*What you are asked to do*: Exact copy, pictures excluded: print the lines from the one with "Extract the structured" through the final line of the records.

**** Material provided ****

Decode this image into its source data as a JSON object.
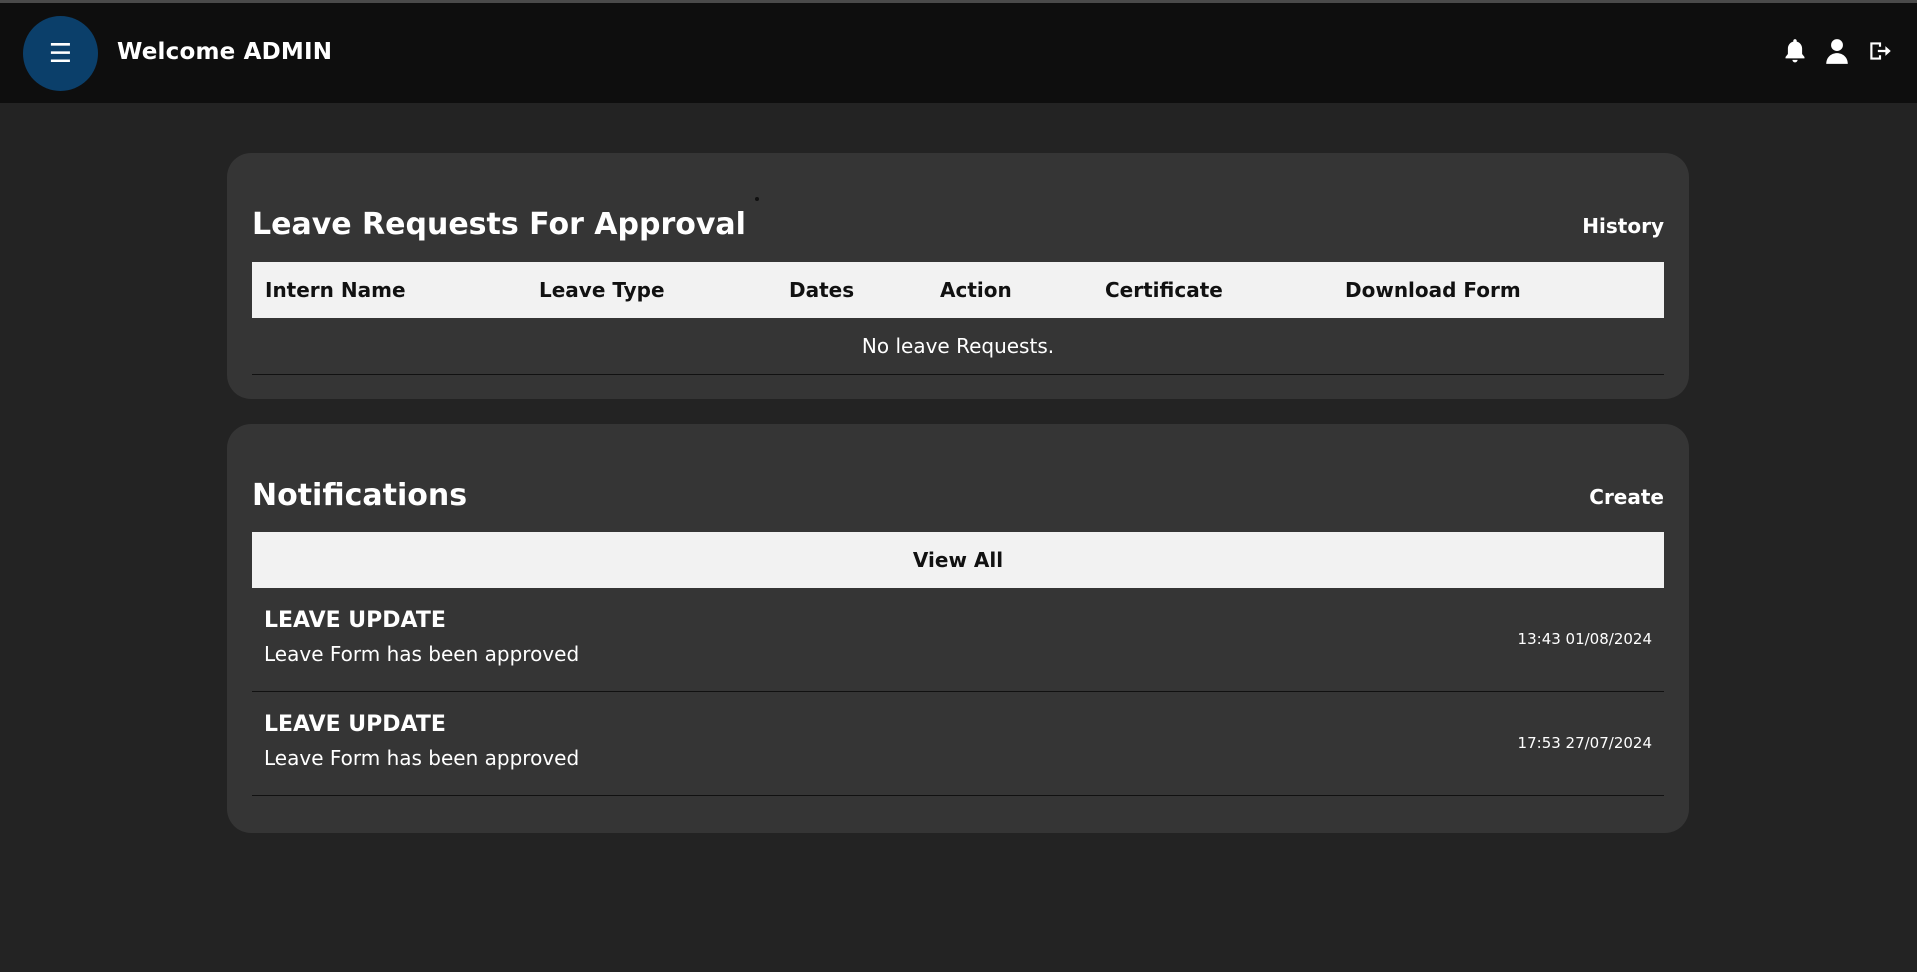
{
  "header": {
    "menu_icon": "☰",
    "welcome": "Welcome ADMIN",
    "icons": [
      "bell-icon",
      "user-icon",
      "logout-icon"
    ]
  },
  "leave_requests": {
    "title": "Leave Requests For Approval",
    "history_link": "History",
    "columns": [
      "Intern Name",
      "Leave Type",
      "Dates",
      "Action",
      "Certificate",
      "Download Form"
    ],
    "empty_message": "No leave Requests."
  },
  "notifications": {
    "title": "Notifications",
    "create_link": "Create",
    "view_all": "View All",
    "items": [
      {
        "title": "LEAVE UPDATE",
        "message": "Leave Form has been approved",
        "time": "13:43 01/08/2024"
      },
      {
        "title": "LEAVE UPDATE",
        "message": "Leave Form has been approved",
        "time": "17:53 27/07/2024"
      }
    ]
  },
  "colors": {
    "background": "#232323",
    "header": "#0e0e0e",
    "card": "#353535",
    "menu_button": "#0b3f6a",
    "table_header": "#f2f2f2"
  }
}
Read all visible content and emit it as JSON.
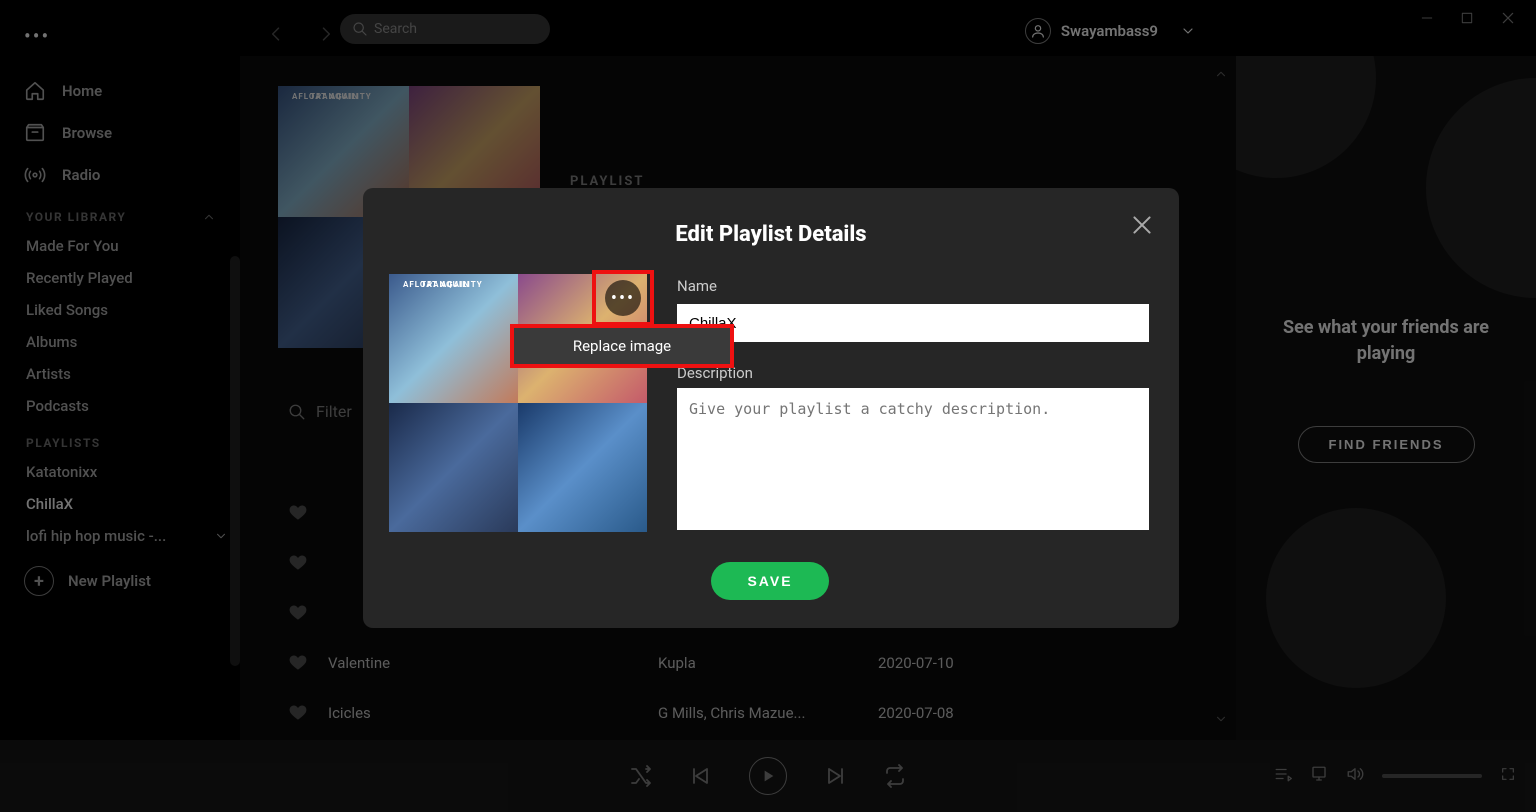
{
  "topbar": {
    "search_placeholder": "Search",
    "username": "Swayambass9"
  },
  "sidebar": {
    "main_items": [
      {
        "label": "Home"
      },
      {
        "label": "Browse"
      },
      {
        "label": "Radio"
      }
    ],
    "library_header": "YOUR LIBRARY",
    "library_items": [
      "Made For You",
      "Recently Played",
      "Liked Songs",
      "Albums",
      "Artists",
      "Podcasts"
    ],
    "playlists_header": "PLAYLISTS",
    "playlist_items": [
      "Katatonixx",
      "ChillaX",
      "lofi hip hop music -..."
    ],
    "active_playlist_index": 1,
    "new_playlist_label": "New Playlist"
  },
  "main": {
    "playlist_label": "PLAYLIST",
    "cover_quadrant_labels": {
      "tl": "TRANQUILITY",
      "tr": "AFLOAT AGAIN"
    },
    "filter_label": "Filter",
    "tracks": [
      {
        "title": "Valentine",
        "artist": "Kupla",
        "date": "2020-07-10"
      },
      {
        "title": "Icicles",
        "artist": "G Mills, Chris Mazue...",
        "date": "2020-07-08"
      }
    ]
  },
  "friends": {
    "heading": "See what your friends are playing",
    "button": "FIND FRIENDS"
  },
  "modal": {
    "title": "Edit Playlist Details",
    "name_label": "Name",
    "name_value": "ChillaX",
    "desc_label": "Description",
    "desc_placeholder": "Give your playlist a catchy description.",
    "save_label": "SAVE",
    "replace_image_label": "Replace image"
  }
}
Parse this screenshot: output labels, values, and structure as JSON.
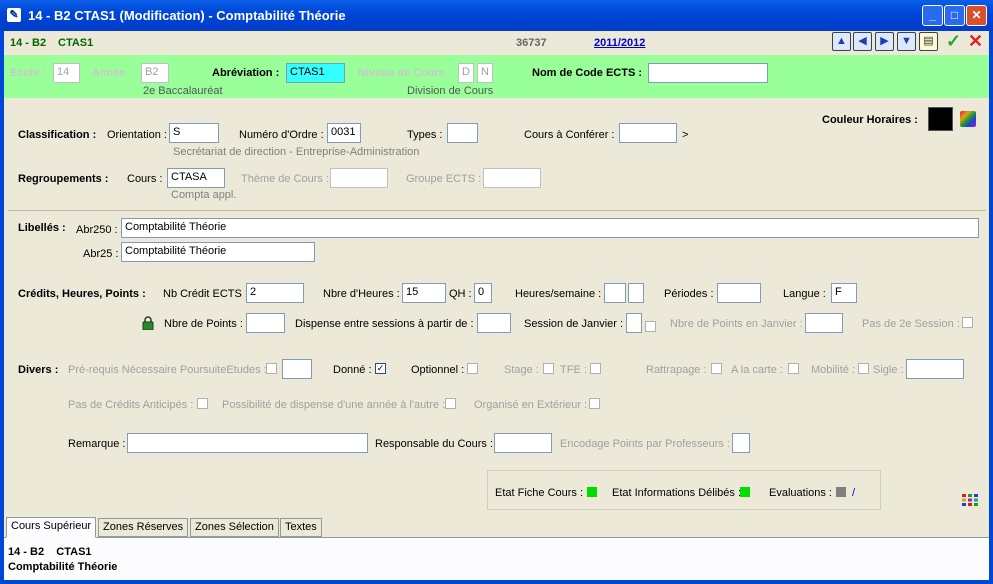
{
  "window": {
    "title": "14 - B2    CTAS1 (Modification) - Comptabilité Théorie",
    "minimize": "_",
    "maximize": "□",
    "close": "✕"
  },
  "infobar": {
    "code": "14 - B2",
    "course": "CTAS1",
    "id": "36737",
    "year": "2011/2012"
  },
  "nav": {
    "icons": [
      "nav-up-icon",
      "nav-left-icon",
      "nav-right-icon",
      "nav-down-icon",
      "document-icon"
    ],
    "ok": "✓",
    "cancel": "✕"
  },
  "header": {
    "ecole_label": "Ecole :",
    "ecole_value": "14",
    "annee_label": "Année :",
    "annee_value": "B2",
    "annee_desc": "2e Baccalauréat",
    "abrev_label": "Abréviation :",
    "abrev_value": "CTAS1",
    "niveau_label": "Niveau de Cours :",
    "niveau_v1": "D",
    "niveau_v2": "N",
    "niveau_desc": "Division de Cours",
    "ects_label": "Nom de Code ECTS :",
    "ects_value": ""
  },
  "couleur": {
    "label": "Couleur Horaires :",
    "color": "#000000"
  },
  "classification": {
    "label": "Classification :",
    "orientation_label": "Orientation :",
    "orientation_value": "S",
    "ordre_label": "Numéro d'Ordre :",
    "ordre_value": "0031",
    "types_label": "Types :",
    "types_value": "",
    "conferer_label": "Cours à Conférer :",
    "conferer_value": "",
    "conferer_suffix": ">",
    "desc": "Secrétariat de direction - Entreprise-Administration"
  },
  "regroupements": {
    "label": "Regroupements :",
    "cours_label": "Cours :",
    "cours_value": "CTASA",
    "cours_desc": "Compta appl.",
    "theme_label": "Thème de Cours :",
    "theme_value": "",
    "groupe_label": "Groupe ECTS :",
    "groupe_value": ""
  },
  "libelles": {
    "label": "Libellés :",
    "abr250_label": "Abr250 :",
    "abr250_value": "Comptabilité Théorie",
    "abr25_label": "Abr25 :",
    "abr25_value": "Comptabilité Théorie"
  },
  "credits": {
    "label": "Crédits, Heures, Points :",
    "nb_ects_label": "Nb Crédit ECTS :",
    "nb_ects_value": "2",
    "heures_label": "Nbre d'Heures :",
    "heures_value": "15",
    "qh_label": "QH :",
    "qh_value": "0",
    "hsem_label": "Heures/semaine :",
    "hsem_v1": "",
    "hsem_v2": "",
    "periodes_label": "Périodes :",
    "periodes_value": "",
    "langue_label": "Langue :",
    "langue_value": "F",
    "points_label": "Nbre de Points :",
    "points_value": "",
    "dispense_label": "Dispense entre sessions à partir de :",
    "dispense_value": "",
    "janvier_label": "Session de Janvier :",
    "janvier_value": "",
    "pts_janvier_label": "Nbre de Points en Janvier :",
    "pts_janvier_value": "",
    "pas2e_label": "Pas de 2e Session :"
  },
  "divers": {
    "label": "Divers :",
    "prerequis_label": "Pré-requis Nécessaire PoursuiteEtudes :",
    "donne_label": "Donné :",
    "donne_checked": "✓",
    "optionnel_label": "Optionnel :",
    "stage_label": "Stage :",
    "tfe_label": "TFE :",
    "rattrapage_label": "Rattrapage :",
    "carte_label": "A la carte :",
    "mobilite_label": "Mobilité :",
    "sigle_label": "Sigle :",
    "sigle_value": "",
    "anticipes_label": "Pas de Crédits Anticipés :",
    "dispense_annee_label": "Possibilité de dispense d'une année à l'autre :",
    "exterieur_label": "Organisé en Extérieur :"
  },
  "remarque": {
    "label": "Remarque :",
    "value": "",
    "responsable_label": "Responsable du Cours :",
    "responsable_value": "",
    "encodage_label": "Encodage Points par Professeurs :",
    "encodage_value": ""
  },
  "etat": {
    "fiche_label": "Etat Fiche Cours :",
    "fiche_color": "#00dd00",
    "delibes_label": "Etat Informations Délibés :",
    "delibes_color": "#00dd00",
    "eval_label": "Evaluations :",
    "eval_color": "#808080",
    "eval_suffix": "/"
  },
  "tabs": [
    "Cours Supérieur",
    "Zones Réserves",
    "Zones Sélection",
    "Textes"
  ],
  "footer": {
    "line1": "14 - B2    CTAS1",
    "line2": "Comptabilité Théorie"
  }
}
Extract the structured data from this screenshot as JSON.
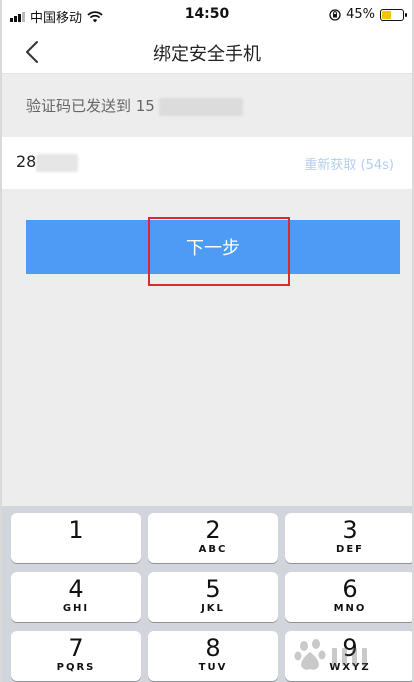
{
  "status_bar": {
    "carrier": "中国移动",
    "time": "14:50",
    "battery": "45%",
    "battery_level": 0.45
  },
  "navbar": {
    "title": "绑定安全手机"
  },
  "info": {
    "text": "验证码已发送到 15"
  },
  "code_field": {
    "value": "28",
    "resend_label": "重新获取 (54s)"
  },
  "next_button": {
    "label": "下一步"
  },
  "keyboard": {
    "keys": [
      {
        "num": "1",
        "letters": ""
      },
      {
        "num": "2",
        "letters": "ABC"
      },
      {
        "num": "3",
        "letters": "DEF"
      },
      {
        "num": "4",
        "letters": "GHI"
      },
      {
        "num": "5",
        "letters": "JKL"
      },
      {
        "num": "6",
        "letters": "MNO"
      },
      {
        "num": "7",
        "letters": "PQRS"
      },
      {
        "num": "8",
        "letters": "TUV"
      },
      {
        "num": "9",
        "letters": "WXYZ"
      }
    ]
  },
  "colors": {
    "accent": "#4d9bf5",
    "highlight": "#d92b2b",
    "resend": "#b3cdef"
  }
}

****

*Written answer*:
Extract the structured data from this screenshot as JSON.
{
  "status_bar": {
    "carrier": "中国移动",
    "time": "14:50",
    "battery": "45%",
    "battery_level": 0.45
  },
  "navbar": {
    "title": "绑定安全手机"
  },
  "info": {
    "text": "验证码已发送到 15"
  },
  "code_field": {
    "value": "28",
    "resend_label": "重新获取 (54s)"
  },
  "next_button": {
    "label": "下一步"
  },
  "keyboard": {
    "keys": [
      {
        "num": "1",
        "letters": ""
      },
      {
        "num": "2",
        "letters": "ABC"
      },
      {
        "num": "3",
        "letters": "DEF"
      },
      {
        "num": "4",
        "letters": "GHI"
      },
      {
        "num": "5",
        "letters": "JKL"
      },
      {
        "num": "6",
        "letters": "MNO"
      },
      {
        "num": "7",
        "letters": "PQRS"
      },
      {
        "num": "8",
        "letters": "TUV"
      },
      {
        "num": "9",
        "letters": "WXYZ"
      }
    ]
  },
  "colors": {
    "accent": "#4d9bf5",
    "highlight": "#d92b2b",
    "resend": "#b3cdef"
  }
}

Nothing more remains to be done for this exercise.